Work out how many lines of the listing hold "проекты", then state only that count.
════════
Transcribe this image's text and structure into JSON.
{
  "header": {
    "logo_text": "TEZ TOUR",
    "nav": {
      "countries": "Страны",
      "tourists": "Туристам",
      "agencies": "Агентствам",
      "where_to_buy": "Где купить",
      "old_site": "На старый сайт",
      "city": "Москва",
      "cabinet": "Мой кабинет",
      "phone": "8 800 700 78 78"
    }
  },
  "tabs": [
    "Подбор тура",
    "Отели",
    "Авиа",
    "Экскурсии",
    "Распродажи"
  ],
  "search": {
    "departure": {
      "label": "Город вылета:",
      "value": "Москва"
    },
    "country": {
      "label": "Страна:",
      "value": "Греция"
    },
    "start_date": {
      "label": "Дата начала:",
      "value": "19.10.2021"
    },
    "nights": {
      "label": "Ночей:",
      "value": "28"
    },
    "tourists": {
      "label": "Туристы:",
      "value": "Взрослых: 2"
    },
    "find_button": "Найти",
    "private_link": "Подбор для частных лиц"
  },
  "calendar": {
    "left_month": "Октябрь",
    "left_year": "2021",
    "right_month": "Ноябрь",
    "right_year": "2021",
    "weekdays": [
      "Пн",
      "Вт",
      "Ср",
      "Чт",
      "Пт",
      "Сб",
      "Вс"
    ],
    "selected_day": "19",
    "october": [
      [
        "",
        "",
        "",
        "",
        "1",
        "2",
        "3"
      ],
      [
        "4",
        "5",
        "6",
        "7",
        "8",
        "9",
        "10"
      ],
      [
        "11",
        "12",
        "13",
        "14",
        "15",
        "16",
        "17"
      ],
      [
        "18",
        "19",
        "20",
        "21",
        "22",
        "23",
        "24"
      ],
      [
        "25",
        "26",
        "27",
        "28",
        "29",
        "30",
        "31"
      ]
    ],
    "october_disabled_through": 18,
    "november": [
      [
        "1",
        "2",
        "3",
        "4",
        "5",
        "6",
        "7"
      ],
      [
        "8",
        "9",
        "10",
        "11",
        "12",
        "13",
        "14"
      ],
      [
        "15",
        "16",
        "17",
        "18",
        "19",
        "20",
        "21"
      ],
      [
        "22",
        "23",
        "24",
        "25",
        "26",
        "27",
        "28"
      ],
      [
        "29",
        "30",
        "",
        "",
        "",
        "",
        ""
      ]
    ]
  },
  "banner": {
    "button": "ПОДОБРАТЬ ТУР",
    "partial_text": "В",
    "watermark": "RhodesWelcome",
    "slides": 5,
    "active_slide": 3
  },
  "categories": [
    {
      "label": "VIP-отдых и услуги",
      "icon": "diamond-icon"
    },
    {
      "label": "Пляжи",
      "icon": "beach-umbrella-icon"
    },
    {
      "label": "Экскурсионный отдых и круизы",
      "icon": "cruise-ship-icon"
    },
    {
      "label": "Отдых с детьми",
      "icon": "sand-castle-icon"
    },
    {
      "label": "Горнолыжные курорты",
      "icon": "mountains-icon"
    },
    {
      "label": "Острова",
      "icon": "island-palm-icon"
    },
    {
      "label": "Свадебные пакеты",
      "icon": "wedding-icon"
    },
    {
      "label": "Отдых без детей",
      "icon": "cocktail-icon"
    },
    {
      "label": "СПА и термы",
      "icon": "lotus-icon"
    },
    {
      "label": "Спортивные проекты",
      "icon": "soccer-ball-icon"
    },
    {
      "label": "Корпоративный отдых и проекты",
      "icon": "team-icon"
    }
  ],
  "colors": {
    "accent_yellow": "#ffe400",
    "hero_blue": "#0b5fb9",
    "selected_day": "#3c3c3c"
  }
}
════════
● RESPONSE FOR THIS EXERCISE
2